The Veterans Resource Center’s primary mission is to help veterans successfully reintegrate back into civilian life, persist in the completion of their academic goals, and move on to the next stage of their life. All four of the VRC coordinators went into action to help these students and prevent more from leaving PCC. The coordinators developed a plan for retention of student veterans — a four-pronged plan focused on proactively meeting students where they are. And, each coordinator took ownership of one of these projects. 

This plan included a Zoom room for drop-in help with student needs, a social media campaign to market services and information, a newsletter with resources and connections and the VRC Buddy Program — where student staff reached out to every student using VA benefits.
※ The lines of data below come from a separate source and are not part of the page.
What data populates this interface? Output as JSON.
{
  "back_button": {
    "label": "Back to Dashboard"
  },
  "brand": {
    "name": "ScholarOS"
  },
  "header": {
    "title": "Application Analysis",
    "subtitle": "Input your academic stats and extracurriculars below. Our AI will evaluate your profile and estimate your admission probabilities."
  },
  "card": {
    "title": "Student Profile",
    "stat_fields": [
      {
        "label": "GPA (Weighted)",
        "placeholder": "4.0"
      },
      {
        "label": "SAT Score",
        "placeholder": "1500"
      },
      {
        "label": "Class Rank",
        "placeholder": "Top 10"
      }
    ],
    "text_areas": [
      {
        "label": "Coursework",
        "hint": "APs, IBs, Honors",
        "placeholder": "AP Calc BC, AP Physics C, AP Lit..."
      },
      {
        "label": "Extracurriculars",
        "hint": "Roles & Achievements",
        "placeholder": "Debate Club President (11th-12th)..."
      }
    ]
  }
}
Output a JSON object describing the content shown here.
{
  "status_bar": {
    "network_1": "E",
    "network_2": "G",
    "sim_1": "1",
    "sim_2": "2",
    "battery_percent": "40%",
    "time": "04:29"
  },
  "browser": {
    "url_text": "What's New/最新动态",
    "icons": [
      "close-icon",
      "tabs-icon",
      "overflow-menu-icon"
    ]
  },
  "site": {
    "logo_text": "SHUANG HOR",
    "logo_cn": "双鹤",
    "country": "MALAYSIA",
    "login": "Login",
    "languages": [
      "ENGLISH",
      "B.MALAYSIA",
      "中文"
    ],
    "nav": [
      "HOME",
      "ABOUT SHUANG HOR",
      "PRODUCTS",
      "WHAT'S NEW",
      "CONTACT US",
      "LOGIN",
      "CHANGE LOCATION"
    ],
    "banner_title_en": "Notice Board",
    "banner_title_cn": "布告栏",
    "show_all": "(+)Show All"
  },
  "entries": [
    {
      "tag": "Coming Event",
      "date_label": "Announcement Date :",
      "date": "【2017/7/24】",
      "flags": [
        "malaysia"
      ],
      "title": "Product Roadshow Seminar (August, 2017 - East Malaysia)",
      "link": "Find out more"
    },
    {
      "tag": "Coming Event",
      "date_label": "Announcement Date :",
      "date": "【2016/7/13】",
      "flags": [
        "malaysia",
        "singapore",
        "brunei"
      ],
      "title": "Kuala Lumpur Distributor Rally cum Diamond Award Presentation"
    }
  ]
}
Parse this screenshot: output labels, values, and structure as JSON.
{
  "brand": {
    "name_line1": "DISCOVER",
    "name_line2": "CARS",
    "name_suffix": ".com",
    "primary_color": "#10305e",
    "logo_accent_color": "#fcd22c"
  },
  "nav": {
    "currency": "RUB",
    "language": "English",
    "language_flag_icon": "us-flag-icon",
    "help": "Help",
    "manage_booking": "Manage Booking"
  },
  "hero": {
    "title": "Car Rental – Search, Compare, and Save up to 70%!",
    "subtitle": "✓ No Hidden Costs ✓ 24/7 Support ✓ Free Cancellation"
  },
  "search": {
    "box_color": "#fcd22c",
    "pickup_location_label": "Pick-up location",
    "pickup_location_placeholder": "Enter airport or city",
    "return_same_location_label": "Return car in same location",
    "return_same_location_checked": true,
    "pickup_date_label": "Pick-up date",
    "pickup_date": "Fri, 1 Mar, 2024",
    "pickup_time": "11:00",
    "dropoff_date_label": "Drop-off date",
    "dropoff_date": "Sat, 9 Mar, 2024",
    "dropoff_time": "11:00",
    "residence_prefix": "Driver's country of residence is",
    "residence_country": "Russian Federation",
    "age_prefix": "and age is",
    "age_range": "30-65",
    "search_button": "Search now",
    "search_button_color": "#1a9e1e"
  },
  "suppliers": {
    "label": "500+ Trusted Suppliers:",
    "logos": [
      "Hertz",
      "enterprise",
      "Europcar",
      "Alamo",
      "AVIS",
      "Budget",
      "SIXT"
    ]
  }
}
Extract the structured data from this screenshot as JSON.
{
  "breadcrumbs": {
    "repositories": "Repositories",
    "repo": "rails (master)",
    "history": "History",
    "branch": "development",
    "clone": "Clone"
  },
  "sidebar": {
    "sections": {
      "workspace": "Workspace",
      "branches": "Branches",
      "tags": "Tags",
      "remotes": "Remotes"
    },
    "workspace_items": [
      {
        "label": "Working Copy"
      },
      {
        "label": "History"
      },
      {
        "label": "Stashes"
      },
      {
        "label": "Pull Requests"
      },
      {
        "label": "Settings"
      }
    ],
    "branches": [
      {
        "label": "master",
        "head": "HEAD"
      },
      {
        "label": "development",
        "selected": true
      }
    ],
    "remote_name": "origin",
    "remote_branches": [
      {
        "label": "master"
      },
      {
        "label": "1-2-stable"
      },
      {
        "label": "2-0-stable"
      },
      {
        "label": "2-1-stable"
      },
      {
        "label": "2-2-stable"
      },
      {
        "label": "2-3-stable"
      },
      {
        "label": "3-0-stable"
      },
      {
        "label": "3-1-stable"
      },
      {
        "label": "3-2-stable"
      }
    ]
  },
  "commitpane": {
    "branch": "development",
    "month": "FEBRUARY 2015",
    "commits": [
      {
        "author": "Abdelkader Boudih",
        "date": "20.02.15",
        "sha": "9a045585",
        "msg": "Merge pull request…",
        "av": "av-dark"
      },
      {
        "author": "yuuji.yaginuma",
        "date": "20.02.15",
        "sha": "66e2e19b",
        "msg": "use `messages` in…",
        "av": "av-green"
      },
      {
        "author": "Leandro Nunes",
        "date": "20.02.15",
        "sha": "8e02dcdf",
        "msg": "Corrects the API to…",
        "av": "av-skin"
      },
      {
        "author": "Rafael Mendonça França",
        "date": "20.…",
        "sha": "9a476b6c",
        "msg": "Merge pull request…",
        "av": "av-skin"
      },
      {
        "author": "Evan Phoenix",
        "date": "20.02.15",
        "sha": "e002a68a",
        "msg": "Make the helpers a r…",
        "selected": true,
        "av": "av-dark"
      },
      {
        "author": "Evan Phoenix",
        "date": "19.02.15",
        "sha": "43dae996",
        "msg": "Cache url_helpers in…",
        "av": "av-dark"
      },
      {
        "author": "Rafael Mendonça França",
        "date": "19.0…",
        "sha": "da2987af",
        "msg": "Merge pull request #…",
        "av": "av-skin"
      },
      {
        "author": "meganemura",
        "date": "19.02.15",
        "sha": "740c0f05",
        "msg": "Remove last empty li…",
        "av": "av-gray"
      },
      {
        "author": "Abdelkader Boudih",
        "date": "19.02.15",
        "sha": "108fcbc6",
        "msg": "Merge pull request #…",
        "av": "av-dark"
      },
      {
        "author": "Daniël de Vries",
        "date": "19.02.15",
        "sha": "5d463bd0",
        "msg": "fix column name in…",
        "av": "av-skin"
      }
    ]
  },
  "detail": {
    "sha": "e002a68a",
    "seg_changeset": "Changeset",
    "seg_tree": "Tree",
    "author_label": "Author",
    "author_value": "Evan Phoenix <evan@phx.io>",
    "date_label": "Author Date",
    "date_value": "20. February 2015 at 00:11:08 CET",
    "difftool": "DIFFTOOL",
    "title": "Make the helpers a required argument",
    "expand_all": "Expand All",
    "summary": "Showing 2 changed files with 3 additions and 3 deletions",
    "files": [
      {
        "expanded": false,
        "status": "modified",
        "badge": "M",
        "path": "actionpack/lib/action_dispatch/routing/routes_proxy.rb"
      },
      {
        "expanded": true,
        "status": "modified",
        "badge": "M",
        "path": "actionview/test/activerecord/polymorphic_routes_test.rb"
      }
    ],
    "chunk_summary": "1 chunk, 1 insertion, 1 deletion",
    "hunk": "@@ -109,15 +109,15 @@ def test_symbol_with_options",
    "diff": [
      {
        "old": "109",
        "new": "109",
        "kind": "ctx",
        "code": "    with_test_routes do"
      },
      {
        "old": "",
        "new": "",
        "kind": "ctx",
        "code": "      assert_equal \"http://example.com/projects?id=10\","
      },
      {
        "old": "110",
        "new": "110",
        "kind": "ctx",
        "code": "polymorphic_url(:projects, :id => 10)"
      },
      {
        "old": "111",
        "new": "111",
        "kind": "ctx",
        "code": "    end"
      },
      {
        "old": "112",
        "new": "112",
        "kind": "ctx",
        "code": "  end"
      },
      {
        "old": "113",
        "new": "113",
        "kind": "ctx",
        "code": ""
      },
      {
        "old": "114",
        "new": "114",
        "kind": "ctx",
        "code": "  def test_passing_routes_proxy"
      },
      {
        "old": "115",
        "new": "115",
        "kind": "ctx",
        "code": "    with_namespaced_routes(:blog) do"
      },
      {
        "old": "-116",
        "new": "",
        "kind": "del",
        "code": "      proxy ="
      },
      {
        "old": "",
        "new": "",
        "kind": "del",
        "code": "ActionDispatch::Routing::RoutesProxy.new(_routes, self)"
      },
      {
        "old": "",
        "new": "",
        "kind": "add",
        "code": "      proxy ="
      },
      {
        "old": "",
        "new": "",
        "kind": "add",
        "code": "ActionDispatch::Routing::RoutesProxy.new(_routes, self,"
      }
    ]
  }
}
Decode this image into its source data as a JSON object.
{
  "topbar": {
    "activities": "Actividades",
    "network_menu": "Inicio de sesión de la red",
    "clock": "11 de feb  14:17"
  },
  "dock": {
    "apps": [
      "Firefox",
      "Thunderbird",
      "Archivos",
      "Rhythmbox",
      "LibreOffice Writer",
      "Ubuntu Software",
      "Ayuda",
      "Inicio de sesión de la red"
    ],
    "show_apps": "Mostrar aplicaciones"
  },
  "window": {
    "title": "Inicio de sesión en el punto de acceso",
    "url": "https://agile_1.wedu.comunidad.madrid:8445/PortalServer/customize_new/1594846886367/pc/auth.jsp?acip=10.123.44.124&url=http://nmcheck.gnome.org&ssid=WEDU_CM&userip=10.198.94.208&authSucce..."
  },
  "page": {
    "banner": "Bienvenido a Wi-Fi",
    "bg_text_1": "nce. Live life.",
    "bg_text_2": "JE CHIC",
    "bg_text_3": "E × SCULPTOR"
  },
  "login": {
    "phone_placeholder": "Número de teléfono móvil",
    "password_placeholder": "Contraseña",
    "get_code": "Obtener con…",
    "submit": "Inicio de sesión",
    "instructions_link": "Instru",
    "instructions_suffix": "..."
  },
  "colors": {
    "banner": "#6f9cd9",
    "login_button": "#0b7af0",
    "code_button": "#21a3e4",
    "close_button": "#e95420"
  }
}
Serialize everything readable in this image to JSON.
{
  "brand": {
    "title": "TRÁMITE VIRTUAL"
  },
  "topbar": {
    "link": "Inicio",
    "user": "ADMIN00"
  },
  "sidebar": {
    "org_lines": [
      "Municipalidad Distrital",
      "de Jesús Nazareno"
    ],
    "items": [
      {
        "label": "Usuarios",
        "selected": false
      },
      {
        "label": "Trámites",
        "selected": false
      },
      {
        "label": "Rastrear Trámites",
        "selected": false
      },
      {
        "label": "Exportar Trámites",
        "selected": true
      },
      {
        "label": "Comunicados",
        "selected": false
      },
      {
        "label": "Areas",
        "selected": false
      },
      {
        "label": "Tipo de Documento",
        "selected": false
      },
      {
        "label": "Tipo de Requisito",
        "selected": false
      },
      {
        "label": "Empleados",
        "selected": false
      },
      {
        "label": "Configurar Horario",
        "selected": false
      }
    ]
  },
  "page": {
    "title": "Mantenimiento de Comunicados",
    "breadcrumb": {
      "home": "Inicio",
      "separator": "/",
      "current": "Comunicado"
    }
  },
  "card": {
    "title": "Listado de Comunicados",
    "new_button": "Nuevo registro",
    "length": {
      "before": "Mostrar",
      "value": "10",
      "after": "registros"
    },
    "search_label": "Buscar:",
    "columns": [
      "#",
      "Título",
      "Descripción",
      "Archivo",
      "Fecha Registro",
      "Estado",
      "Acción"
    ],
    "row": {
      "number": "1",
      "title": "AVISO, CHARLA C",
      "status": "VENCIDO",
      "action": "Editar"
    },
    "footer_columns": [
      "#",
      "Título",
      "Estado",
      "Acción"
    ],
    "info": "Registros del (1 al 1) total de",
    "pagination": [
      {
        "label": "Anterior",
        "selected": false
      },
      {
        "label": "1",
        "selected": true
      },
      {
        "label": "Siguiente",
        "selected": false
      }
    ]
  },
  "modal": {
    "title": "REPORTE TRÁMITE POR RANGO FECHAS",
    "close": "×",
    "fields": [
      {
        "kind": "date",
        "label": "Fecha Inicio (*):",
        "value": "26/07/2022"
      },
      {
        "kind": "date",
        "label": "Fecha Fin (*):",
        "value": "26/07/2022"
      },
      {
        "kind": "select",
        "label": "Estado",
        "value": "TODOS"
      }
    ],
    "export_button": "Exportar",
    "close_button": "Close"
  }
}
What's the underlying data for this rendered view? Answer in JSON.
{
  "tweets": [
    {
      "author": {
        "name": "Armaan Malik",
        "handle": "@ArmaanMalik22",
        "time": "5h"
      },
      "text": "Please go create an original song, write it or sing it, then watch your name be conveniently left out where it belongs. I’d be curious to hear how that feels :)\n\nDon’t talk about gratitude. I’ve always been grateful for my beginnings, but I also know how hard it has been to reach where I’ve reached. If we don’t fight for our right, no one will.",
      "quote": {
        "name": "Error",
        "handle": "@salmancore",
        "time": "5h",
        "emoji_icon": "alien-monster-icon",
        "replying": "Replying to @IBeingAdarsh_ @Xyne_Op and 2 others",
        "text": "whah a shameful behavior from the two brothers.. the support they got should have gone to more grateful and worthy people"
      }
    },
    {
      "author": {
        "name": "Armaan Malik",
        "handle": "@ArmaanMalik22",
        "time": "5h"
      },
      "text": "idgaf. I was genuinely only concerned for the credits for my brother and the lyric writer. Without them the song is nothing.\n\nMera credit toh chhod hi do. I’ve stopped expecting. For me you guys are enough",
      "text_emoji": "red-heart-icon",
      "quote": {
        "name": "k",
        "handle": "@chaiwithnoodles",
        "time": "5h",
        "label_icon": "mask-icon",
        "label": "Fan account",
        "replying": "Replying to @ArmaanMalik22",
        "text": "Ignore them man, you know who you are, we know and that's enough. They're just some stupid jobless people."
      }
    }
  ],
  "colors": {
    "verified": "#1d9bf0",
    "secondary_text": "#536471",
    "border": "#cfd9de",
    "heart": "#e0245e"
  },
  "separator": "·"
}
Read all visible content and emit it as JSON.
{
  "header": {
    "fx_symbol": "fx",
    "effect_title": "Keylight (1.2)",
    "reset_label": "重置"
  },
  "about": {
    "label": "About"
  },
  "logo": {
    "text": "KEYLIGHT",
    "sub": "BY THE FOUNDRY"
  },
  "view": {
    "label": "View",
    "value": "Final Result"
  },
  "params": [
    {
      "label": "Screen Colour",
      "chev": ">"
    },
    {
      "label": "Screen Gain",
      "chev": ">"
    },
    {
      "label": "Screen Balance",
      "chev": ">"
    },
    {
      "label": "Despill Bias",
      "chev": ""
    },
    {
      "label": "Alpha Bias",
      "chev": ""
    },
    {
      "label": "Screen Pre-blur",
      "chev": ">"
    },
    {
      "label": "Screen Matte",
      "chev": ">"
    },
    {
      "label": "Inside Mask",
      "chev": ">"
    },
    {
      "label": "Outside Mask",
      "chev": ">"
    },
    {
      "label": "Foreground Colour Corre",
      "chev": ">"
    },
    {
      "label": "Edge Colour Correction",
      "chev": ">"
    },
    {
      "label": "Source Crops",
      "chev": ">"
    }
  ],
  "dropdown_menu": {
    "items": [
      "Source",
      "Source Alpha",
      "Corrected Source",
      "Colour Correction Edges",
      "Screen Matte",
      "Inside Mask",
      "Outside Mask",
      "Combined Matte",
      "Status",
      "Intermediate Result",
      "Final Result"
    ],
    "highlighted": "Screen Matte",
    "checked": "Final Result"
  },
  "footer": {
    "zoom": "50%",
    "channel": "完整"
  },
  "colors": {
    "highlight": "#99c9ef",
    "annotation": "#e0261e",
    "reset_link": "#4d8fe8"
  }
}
In addition, the VRCs worked together to mail out care packages to veterans until funding and supplies were exhausted. These care packages were filled with some snacks, contact information for services and handwritten cards of encouragement. The coordinators and staff continue to support these and incoming or future students.

“This is a challenge due to the remote nature and the lack of connection to the students, but they are planning and organizing to return to campus with a fresh perspective on the student veteran experience at PCC,” Blankenship added. “Until that time, the VRC staff continue to advocate, support and uplift our marginalized students and their families.”

About James Hill

James G. Hill, an award-winning journalist and public relations writer, is the Public Relations Manager at Portland Community College. A graduate of Portland State University, James has worked as a section editor for the Newberg Graphic, Wo... more »